(CNN)Man's -- or in this case, woman's -- best friend came to the rescue of a missing Texas woman.
Sherry Noppe, 63, was announced missing by a constable in Harris County, on Instagram on May 4. She had last been seen walking her black Labrador, Max. Noppe had recently been diagnosed with dementia, according to Texas EquuSearch, which also participated in the rescue efforts.
Jeff McShan, public information officer for the county's fifth precinct, told CNN hundreds of volunteers and officers took part in the search effort. They used an infrared drone camera to hone in on a specific area of the park where they thought there might be an animal or human. Once in the area, volunteers heard the barking of a dog, which led them to Noppe.

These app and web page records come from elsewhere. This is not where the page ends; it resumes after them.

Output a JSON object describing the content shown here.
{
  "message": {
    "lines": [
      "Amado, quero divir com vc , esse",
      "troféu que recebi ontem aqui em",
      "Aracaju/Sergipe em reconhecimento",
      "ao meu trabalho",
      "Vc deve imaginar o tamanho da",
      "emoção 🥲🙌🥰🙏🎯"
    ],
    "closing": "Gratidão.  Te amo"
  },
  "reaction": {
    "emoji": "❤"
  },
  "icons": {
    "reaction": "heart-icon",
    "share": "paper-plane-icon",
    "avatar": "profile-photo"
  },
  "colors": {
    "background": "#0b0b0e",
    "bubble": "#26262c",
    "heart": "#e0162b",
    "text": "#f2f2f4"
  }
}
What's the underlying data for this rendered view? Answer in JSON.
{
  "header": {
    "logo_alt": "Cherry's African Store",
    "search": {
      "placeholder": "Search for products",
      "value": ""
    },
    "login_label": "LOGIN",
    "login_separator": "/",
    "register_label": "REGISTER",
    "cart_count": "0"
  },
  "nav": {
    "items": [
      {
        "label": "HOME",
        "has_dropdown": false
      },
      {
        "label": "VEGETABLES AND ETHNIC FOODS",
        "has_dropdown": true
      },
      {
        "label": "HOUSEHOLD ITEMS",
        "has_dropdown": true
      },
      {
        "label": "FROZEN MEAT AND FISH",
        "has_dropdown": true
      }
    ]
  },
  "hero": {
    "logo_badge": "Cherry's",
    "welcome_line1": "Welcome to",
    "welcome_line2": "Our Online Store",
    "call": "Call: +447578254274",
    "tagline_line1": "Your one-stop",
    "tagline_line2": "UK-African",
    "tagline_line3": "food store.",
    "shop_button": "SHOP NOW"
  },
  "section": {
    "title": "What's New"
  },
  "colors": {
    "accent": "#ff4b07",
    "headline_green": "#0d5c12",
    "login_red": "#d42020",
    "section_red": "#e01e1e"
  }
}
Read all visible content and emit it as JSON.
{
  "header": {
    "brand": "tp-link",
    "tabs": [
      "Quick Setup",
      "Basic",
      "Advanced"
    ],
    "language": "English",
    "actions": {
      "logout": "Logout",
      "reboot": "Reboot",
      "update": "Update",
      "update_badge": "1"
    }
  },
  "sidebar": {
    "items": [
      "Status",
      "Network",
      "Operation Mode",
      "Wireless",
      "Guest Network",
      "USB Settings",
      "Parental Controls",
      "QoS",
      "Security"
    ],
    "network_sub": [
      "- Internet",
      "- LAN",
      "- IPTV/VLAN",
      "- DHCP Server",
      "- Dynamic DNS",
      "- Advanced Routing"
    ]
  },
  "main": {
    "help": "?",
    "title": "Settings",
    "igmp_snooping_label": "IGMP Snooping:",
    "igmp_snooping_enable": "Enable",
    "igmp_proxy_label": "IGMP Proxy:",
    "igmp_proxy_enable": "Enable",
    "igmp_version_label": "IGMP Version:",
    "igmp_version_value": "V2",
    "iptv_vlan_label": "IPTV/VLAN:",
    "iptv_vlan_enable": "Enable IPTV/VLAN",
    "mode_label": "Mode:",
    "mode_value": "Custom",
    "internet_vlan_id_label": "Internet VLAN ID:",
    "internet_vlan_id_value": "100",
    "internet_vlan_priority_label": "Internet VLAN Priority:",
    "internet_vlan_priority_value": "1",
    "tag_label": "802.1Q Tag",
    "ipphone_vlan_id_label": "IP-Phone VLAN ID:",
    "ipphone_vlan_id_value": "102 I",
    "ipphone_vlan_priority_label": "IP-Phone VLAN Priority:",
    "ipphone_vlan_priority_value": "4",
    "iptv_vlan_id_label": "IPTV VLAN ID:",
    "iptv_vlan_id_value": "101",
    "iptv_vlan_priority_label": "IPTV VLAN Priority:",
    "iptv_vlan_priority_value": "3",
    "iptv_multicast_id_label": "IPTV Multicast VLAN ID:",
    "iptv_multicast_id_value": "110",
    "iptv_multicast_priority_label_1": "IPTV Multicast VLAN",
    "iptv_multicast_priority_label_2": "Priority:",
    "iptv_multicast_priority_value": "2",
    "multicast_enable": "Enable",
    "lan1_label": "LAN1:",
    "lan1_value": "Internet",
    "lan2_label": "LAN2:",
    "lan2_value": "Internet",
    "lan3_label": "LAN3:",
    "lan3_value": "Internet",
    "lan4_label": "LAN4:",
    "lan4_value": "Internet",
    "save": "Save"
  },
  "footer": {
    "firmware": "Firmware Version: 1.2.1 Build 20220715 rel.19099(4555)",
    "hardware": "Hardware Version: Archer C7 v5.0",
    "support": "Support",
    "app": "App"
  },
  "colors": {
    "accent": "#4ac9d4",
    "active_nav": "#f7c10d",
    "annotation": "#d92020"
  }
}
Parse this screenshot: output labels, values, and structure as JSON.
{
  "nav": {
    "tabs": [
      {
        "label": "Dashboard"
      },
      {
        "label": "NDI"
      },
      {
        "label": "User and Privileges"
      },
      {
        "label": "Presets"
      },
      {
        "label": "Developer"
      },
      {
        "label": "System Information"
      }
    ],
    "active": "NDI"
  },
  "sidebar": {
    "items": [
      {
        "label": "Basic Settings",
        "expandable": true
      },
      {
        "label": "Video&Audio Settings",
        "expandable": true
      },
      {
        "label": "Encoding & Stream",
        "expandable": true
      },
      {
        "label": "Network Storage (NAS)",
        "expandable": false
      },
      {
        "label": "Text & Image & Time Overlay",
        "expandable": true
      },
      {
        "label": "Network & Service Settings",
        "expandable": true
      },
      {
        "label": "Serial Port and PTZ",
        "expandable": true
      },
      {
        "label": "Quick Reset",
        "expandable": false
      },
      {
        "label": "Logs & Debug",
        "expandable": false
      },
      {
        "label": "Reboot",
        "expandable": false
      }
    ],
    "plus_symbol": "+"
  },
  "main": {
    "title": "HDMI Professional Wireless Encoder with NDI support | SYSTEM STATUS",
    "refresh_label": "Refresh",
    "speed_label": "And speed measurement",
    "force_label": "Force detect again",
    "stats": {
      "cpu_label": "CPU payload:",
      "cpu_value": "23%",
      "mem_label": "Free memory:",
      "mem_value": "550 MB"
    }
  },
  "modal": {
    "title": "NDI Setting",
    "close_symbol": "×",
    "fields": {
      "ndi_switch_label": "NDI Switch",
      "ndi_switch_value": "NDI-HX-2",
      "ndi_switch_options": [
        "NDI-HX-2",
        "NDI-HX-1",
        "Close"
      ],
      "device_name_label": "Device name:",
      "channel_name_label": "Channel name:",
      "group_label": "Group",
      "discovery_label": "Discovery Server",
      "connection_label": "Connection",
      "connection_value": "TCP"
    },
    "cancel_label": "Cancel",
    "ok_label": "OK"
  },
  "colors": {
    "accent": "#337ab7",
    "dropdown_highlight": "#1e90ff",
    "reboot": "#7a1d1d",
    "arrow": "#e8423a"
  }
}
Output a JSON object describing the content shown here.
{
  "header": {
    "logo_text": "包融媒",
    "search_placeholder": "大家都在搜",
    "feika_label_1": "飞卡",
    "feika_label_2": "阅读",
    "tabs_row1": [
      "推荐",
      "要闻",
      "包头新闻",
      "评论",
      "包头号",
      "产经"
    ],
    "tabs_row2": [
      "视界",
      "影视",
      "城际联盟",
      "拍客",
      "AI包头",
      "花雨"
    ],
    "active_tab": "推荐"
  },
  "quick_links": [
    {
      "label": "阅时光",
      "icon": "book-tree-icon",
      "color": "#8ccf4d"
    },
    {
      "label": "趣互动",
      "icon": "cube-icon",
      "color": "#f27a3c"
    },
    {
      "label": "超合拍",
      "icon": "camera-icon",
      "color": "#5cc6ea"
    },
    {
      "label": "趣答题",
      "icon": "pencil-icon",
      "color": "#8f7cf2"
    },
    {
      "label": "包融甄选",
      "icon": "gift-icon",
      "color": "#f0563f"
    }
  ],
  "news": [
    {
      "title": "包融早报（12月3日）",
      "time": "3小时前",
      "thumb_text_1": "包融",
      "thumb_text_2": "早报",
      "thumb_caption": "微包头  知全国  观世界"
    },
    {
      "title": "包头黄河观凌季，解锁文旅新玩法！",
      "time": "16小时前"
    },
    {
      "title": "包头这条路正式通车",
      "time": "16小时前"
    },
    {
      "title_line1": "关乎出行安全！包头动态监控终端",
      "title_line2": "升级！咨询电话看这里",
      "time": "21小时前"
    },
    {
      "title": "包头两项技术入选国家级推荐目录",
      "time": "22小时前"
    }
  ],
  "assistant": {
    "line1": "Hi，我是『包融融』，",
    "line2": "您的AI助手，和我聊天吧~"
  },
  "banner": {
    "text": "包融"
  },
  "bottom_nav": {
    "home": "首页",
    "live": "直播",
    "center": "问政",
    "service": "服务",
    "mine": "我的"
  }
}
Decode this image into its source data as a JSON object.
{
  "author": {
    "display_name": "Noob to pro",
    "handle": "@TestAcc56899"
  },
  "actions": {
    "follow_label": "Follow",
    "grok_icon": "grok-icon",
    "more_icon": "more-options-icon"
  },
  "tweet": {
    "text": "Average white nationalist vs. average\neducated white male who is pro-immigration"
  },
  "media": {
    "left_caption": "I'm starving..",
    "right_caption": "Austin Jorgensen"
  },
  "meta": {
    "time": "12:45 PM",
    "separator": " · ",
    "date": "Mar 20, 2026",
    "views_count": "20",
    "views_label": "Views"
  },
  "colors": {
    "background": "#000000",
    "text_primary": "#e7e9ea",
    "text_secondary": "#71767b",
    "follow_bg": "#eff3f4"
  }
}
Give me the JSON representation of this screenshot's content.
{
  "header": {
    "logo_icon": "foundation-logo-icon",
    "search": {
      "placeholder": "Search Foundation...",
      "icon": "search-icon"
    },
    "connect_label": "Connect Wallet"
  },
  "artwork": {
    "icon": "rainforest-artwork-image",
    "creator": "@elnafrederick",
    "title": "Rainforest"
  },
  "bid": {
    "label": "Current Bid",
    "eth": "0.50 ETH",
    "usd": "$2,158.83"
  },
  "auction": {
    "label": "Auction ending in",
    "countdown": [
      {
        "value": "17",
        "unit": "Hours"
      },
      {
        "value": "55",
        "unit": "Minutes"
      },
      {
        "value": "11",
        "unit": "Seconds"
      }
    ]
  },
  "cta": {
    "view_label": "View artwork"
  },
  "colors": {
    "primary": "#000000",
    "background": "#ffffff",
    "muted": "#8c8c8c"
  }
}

The precinct announced on Twitter May 6 Noppe had been found. "Constable Ted Heap is relieved to report Sherry Noppe, missing since Tuesday, has been found in George Bush Park," the message read. The park, located in Houston, Texas, covers 7,800 acres.
"She was located at approx. 3 a.m. Friday by a group of tireless volunteers and deputies who were alerted by the sound of her dog, Max, barking in the woods."
Max "saved her life," family friend Michael England told CNN affiliate KTRK-TV.
The loyal dog stayed by Noppe's side throughout the entire ordeal, even though he was not wearing a collar or leash when the pair were found, KTRK-TV reported.
Noppe was found lying in a "marshy area," three miles from where she was last spotted. One of the deputies involved in the search lent Noppe his boots "as they helped her through the muck and brambles to get on our ATV and drive her back to safety," according to an Instagram post from the constable.
On Twitter, Constable Heap lauded the efforts of the search team who followed Max's barking to find Noppe.
"It's a small miracle that she's alive after being missing for so long," said Heap, according to the tweet. Noppe was missing for around three days. "Thank you to @TexasEquuSearch along with the army of searchers who never gave up."
Noppe and Max are now safe at home, according to McShan.